Remember, this is open source, so feel free to fix mistakes and make changes to the code and tell me about them! Better yet, fork the code and send me pull requests! Next read over README.md, or try scripts from ~/catkin_ws/src/ArloBot/scripts/ and anything else from ROS that you want to try! You can go to the ROS Turtlebot page and read about various functions it has and attempt to make them work with your robot.
Someone pointed out that they were not sure what the terms in my domain name meant. While it is probably very fun and safe to Google either term, I will explain both briefly here for reference.
“Ekpyrotic” is a term that was coined in 2001 by Paul Steinhardt, from Ancient Greek Ekpyrosis (ekpur?sis) “conflagration, ekpyrosis”, referring in Stoic philosophy to the destruction and recreation of the world in fire. The word was coined specifically to name the “ekpyrotic universe” or “ekpyrotic scenario” theories. https://en.wiktionary.org/wiki/ekpyrotic
However I think Brian Greene explains it more elegantly in his book “The Fabric of the Cosmos” in his discussion of The Universe on a Brane.
Ultimately “ekpyrotic” isn’t anything deep and mysterious, just a fun word with roots in science that sparks my imagination.
“Frood” means “really amazingly together guy”, from Douglas Adams’ Hitchhiker’s Guide to the Galaxy:
“Hence a phrase that has passed into hitchhiking slang, as in “Hey, you sass that hoopy Ford Prefect? There’s a frood who really knows where his towel is.” (Sass: know, be aware of, meet, have sex with; hoopy: really together guy; frood: really amazingly together guy.)”
Adams, Douglas (2010-09-29). The Ultimate Hitchhiker’s Guide to the Galaxy (p. 21). Random House, Inc.. Kindle Edition.
This is a little random, and off of the usual topic, but it is nerd stuff, so I’m posting it here.
Our electric company recently installed a “smart” meter that allows us to see our energy usage in fifteen minute increments on their web site. I find this fascinating and fun in itself. However, I also find the way it reveals daily life interesting.
Last night our youngest woke us up in the middle of the night when she threw up. We had to get up, turn on lights, and use the vacuum cleaner (“shop vac”) to clean up.
Can you tell when this happened?
Most nights the energy usage is nearly flat during our entire night’s sleep.
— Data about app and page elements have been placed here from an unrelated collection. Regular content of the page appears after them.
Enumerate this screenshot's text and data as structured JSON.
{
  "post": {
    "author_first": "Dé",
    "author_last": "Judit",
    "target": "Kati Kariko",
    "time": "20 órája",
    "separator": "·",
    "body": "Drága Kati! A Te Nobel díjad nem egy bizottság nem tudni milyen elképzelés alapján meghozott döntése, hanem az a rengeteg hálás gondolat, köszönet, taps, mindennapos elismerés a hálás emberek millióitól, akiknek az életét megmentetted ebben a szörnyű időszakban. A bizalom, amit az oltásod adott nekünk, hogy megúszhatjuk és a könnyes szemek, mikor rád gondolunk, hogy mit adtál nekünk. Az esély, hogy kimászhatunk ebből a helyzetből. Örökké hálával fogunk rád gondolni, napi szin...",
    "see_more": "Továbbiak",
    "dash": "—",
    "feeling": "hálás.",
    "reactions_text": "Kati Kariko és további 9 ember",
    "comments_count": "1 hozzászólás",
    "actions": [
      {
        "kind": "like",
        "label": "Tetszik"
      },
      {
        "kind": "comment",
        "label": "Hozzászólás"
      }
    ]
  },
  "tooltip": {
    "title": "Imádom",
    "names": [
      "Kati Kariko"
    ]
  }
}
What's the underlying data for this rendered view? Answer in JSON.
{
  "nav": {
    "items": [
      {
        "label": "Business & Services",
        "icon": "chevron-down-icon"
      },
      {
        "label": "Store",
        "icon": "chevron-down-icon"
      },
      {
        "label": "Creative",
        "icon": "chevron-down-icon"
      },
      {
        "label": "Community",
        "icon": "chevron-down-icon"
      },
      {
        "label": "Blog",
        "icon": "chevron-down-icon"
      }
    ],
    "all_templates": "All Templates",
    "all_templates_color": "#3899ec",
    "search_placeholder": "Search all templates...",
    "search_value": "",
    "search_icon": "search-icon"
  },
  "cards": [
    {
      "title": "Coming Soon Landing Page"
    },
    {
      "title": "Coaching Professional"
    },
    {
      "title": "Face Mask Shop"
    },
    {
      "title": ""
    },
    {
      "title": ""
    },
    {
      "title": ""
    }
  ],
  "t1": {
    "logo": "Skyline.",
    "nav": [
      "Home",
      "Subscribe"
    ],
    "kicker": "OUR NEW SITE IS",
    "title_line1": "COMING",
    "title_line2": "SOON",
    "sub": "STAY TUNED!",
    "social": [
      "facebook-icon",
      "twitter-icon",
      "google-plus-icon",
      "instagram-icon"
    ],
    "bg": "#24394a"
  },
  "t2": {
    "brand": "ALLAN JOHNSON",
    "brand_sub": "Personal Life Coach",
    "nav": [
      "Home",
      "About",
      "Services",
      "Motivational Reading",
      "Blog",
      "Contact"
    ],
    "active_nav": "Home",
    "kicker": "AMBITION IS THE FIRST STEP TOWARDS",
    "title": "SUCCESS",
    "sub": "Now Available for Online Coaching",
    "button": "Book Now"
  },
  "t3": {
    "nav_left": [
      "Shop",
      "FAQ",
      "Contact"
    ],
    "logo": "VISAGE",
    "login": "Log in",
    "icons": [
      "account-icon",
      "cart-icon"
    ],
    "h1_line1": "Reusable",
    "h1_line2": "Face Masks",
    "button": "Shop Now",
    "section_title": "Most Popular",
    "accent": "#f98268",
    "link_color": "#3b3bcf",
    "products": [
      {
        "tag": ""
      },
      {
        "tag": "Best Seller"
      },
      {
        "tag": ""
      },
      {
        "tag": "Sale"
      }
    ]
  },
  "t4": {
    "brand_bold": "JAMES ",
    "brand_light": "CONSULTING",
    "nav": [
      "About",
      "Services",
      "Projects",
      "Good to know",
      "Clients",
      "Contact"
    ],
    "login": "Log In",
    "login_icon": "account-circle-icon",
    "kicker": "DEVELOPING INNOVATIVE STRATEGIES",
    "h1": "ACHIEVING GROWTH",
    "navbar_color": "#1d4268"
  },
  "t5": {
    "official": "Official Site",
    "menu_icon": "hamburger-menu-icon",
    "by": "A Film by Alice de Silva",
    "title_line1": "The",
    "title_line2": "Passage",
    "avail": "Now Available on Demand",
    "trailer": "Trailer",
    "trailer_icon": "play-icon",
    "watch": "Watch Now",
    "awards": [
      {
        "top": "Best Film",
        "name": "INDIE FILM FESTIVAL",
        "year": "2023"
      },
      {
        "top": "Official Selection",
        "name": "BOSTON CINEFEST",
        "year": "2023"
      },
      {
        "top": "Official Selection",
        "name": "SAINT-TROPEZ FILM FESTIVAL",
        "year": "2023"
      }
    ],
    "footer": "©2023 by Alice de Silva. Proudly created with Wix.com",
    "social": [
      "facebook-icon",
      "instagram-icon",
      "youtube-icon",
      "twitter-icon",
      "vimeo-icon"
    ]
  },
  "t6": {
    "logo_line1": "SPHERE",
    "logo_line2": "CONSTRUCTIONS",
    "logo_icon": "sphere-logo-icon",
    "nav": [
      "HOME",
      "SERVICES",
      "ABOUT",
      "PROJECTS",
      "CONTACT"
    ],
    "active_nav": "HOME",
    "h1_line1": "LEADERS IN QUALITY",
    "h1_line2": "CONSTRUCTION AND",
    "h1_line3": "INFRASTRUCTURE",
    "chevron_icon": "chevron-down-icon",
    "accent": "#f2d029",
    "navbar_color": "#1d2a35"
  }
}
Obviously this shows our sleep patterns. Now add a “blip” on any night, and suddenly you can tell when something happened in our house. You can just imagine how data like this from thousands and millions of homes could show patterns of illness, and surely other events, around the country!
I’m sure this makes some people afraid of “big brother” watching them, but it only fascinates me. 🙂